July is Minority Mental Health Awareness

National Minority Mental Health Awareness Month Coincides with 10th Anniversary of U.S. Surgeon General's Report on Mental Health: Culture, Race and Ethnicity

National Minority Mental Health Awareness Month began on Friday, July 1, offering an opportunity to civic leaders and national and local media to spotlight mental health issues affecting African American, Asian American and Pacific Islander, Latino and Native American communities. This year's observance comes ten years after the U.S. Surgeon General published the report Mental Health: Culture, Race and Ethnicity in August 2001.

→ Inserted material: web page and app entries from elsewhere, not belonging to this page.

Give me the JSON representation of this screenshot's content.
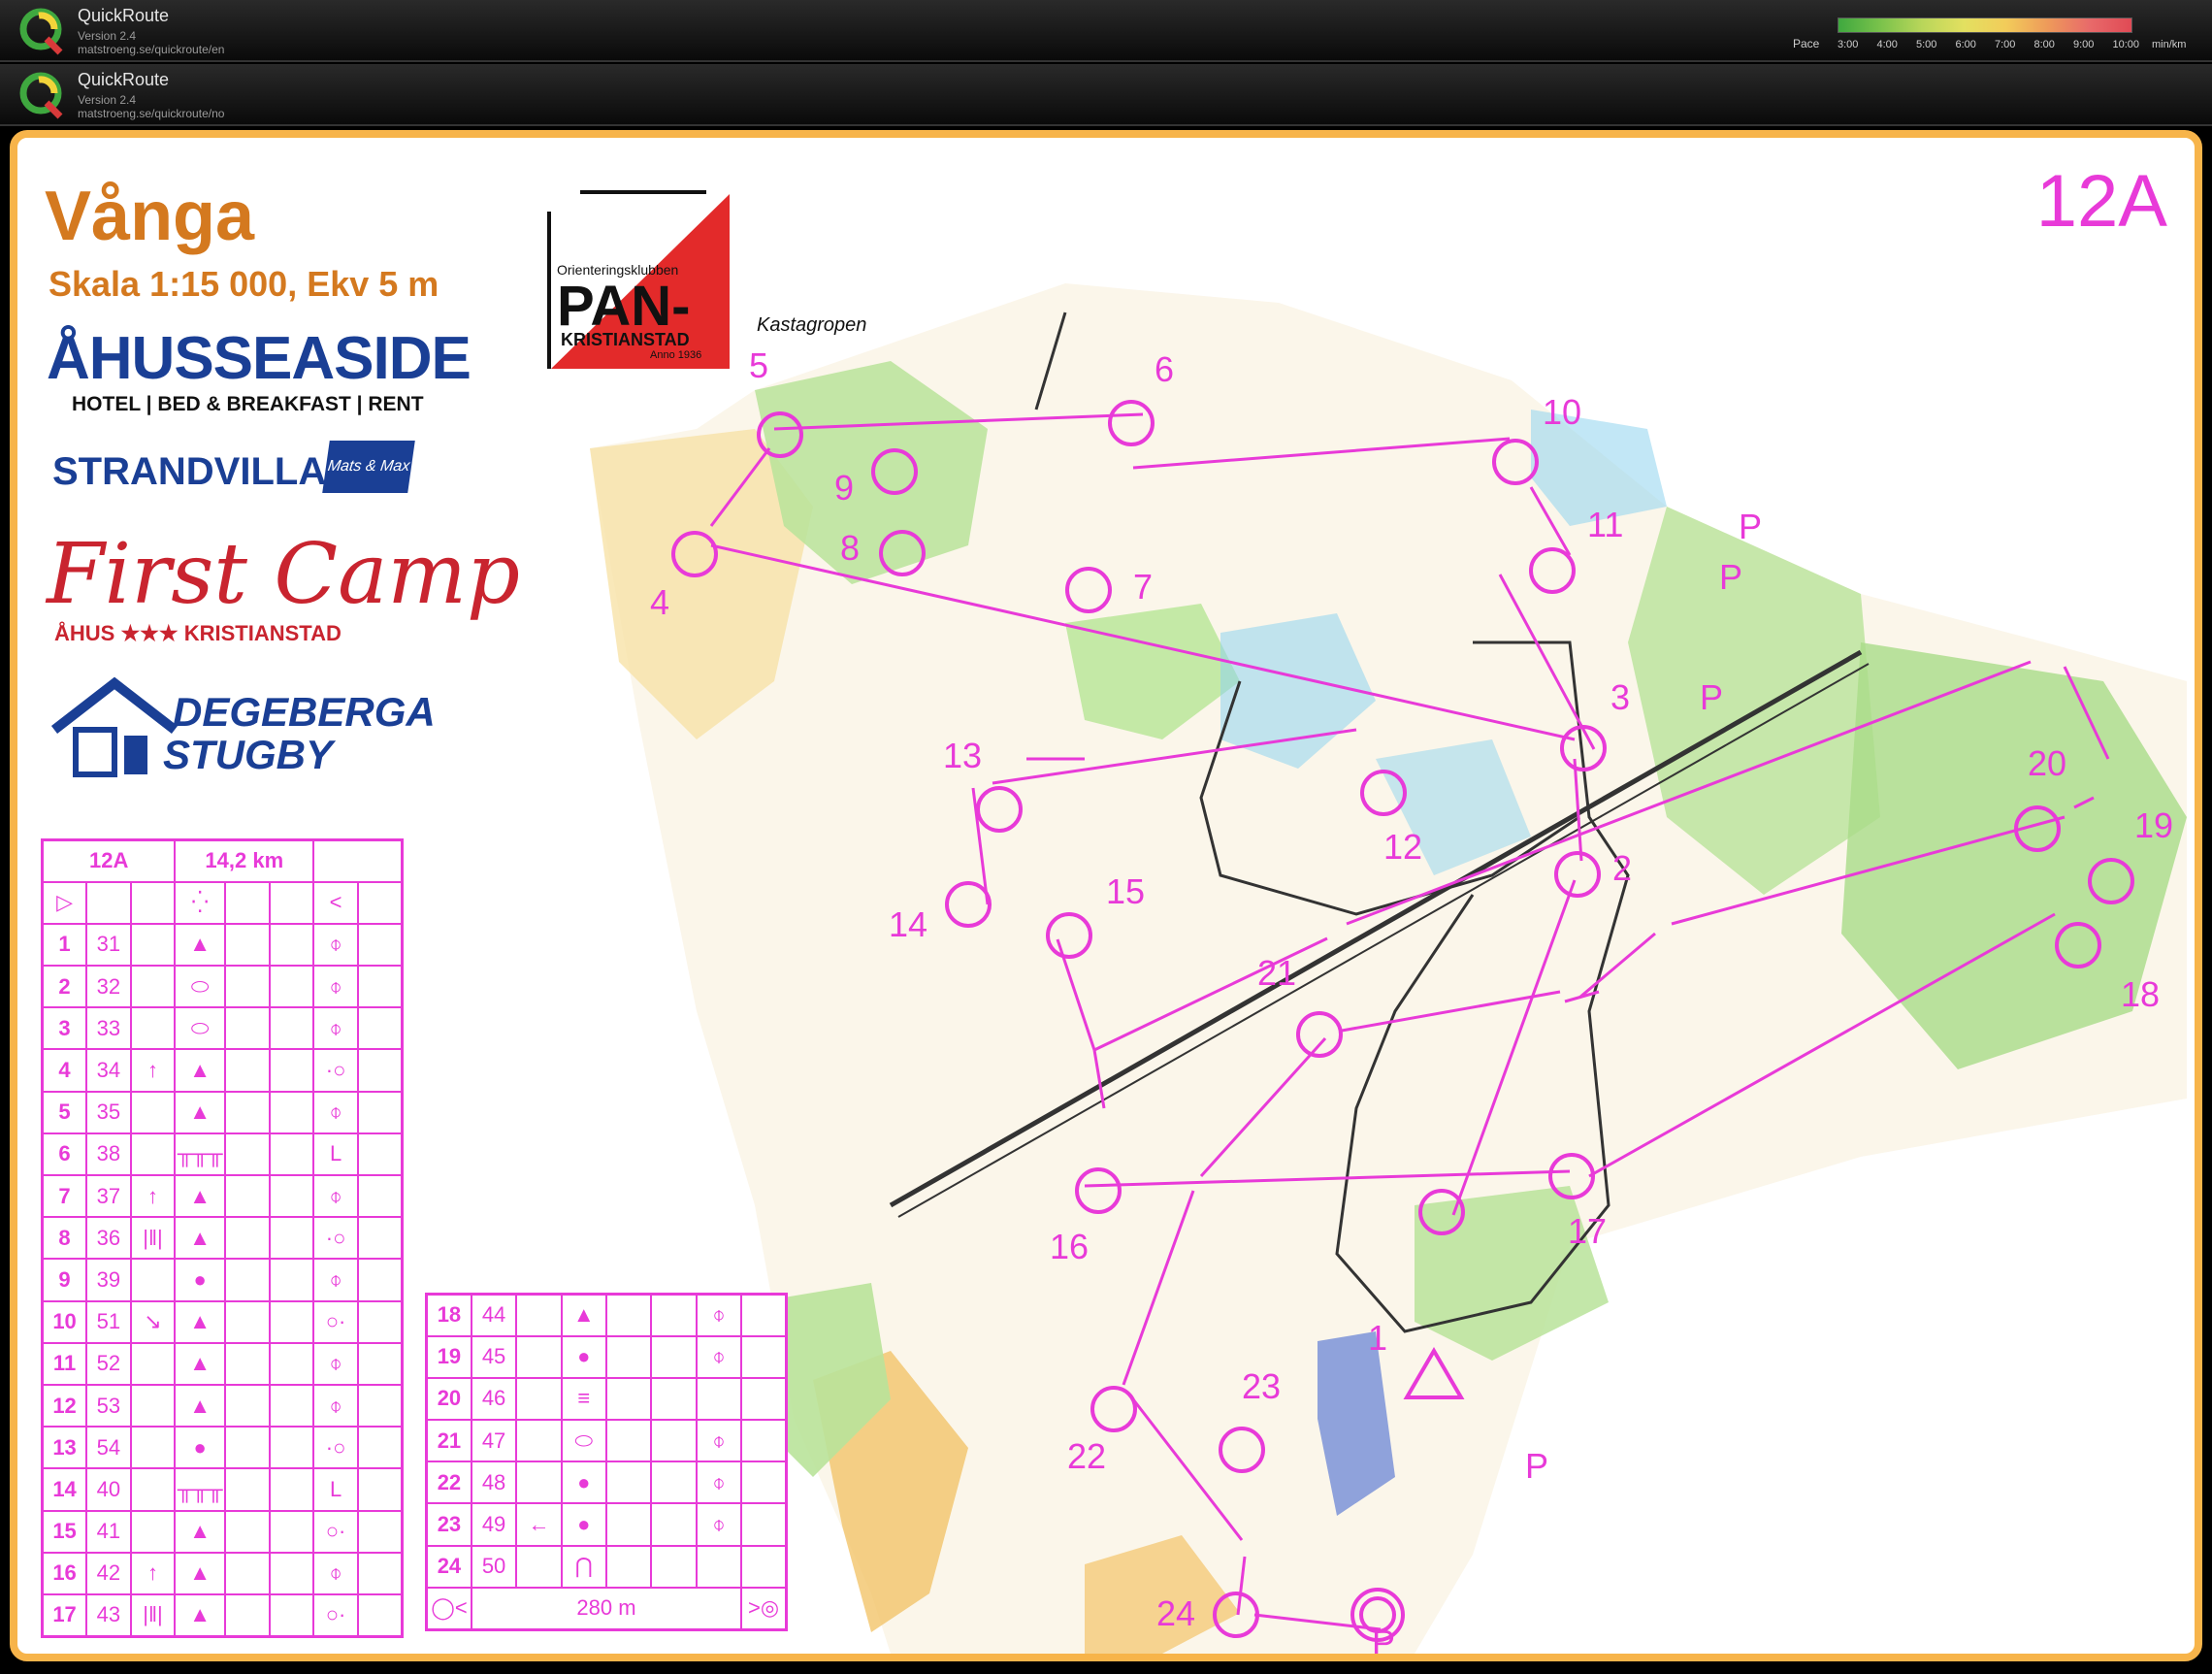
{
  "app_bars": [
    {
      "title": "QuickRoute",
      "version": "Version 2.4",
      "url": "matstroeng.se/quickroute/en"
    },
    {
      "title": "QuickRoute",
      "version": "Version 2.4",
      "url": "matstroeng.se/quickroute/no"
    }
  ],
  "pace_legend": {
    "label": "Pace",
    "ticks": [
      "3:00",
      "4:00",
      "5:00",
      "6:00",
      "7:00",
      "8:00",
      "9:00",
      "10:00",
      "min/km"
    ]
  },
  "map": {
    "title": "Vånga",
    "scale": "Skala 1:15 000, Ekv 5 m",
    "class_code": "12A",
    "place_name": "Kastagropen",
    "parking_label": "P",
    "control_labels": [
      "1",
      "2",
      "3",
      "4",
      "5",
      "6",
      "7",
      "8",
      "9",
      "10",
      "11",
      "12",
      "13",
      "14",
      "15",
      "16",
      "17",
      "18",
      "19",
      "20",
      "21",
      "22",
      "23",
      "24"
    ]
  },
  "club": {
    "small": "Orienteringsklubben",
    "big": "PAN-",
    "sub": "KRISTIANSTAD",
    "anno": "Anno 1936"
  },
  "sponsors": {
    "s1_big": "ÅHUSSEASIDE",
    "s1_small": "HOTEL | BED & BREAKFAST | RENT",
    "s2": "STRANDVILLAN",
    "s2_badge": "Mats & Max",
    "s3": "First Camp",
    "s3_sub": "ÅHUS ★★★ KRISTIANSTAD",
    "s4_line1": "DEGEBERGA",
    "s4_line2": "STUGBY"
  },
  "description": {
    "class": "12A",
    "length": "14,2 km",
    "finish_distance": "280 m",
    "rows_left": [
      {
        "n": "1",
        "code": "31",
        "dir": "",
        "sym": "▲",
        "loc": "⌽"
      },
      {
        "n": "2",
        "code": "32",
        "dir": "",
        "sym": "⬭",
        "loc": "⌽"
      },
      {
        "n": "3",
        "code": "33",
        "dir": "",
        "sym": "⬭",
        "loc": "⌽"
      },
      {
        "n": "4",
        "code": "34",
        "dir": "↑",
        "sym": "▲",
        "loc": "·○"
      },
      {
        "n": "5",
        "code": "35",
        "dir": "",
        "sym": "▲",
        "loc": "⌽"
      },
      {
        "n": "6",
        "code": "38",
        "dir": "",
        "sym": "╥╥╥",
        "loc": "L"
      },
      {
        "n": "7",
        "code": "37",
        "dir": "↑",
        "sym": "▲",
        "loc": "⌽"
      },
      {
        "n": "8",
        "code": "36",
        "dir": "|‖|",
        "sym": "▲",
        "loc": "·○"
      },
      {
        "n": "9",
        "code": "39",
        "dir": "",
        "sym": "●",
        "loc": "⌽"
      },
      {
        "n": "10",
        "code": "51",
        "dir": "↘",
        "sym": "▲",
        "loc": "○·"
      },
      {
        "n": "11",
        "code": "52",
        "dir": "",
        "sym": "▲",
        "loc": "⌽"
      },
      {
        "n": "12",
        "code": "53",
        "dir": "",
        "sym": "▲",
        "loc": "⌽"
      },
      {
        "n": "13",
        "code": "54",
        "dir": "",
        "sym": "●",
        "loc": "·○"
      },
      {
        "n": "14",
        "code": "40",
        "dir": "",
        "sym": "╥╥╥",
        "loc": "L"
      },
      {
        "n": "15",
        "code": "41",
        "dir": "",
        "sym": "▲",
        "loc": "○·"
      },
      {
        "n": "16",
        "code": "42",
        "dir": "↑",
        "sym": "▲",
        "loc": "⌽"
      },
      {
        "n": "17",
        "code": "43",
        "dir": "|‖|",
        "sym": "▲",
        "loc": "○·"
      }
    ],
    "rows_right": [
      {
        "n": "18",
        "code": "44",
        "dir": "",
        "sym": "▲",
        "loc": "⌽"
      },
      {
        "n": "19",
        "code": "45",
        "dir": "",
        "sym": "●",
        "loc": "⌽"
      },
      {
        "n": "20",
        "code": "46",
        "dir": "",
        "sym": "≡",
        "loc": ""
      },
      {
        "n": "21",
        "code": "47",
        "dir": "",
        "sym": "⬭",
        "loc": "⌽"
      },
      {
        "n": "22",
        "code": "48",
        "dir": "",
        "sym": "●",
        "loc": "⌽"
      },
      {
        "n": "23",
        "code": "49",
        "dir": "←",
        "sym": "●",
        "loc": "⌽"
      },
      {
        "n": "24",
        "code": "50",
        "dir": "",
        "sym": "⋂",
        "loc": ""
      }
    ]
  },
  "colors": {
    "overprint": "#e83ad8",
    "frame": "#f7b44a",
    "title_orange": "#d4791f",
    "forest_green": "#b9e39a",
    "open_yellow": "#f7e2a8",
    "marsh_blue": "#8fd3ee"
  }
}
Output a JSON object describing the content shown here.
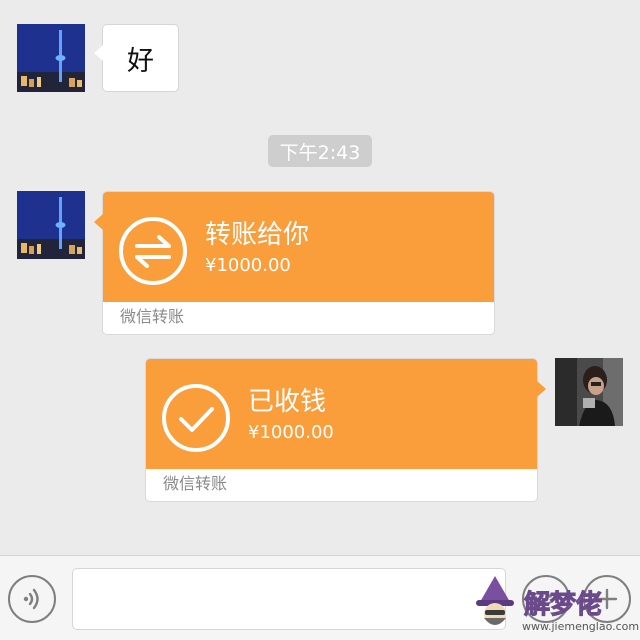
{
  "messages": {
    "reply_text": "好",
    "timestamp": "下午2:43",
    "incoming_transfer": {
      "title": "转账给你",
      "amount": "¥1000.00",
      "footer": "微信转账"
    },
    "outgoing_transfer": {
      "title": "已收钱",
      "amount": "¥1000.00",
      "footer": "微信转账"
    }
  },
  "icons": {
    "transfer": "transfer-arrows-icon",
    "received": "checkmark-icon",
    "voice": "voice-icon",
    "emoji": "emoji-icon",
    "add": "plus-icon"
  },
  "colors": {
    "transfer_orange": "#fa9d3b",
    "chat_background": "#ebebeb",
    "timestamp_pill": "#cecece"
  },
  "watermark": {
    "logo_text": "解梦佬",
    "url": "www.jiemenglao.com"
  }
}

Michael Fitzpatrick, executive director of the National Alliance on Mental Illness (NAMI), said "One in four Americans experiences mental health problems in any given year. Diverse minority communities are no exception." The 2001 Surgeon General's report warned that minorities: were less likely to receive diagnosis and treatment for mental illness; have less access to mental health services; often receive poorer quality health care; are underrepresented in mental health research. "Ten years later, the same problems remain," Fitzpatrick said. "The mental health care system needs to make greater progress for all of the people who make up our nation."